━━━ INFORMATION

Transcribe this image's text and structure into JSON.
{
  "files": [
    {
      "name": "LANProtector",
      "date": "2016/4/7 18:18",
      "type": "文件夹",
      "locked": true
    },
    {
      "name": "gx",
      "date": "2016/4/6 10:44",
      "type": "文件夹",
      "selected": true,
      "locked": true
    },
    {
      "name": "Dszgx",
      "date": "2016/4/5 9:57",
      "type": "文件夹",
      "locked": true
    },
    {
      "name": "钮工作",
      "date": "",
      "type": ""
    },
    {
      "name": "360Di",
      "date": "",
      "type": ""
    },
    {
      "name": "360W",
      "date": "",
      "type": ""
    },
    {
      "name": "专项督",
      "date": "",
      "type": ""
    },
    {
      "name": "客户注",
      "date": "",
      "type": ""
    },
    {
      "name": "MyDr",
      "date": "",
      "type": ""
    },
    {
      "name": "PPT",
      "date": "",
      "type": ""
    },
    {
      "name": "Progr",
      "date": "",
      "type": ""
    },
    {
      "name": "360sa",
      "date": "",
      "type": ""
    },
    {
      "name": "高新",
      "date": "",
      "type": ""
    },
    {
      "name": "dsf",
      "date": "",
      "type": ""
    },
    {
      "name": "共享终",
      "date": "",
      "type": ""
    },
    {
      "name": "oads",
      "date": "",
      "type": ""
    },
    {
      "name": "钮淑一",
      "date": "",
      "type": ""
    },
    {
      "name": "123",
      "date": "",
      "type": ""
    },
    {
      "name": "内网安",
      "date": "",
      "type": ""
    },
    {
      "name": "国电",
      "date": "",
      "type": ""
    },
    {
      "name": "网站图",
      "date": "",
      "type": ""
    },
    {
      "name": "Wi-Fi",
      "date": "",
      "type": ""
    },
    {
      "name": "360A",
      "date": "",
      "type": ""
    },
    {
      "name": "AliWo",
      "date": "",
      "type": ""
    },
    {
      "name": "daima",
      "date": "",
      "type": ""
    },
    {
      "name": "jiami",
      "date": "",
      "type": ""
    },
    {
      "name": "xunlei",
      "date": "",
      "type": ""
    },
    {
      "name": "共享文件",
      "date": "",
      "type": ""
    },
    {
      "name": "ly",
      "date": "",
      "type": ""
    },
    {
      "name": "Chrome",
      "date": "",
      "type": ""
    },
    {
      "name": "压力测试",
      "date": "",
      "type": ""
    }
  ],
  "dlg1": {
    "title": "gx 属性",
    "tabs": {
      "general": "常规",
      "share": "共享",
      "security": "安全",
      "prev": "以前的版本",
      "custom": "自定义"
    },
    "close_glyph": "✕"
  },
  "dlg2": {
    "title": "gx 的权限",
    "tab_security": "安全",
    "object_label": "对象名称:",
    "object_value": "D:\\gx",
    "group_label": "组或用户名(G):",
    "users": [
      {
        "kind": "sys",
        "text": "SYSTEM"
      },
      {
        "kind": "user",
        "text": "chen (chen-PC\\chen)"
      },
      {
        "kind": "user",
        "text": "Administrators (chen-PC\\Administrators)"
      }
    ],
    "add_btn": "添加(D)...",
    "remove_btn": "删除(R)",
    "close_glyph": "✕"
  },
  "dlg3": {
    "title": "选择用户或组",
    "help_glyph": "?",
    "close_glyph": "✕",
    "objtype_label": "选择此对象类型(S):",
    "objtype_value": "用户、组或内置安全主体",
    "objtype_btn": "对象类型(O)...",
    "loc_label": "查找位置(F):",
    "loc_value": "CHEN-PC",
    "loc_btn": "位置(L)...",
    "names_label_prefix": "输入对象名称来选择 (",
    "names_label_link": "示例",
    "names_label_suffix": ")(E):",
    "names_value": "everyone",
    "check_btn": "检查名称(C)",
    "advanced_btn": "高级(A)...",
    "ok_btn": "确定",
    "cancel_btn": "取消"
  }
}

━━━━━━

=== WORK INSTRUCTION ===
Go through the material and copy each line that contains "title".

=== ANSWER SECTION ===
    "title": "gx 属性",
    "title": "gx 的权限",
    "title": "选择用户或组",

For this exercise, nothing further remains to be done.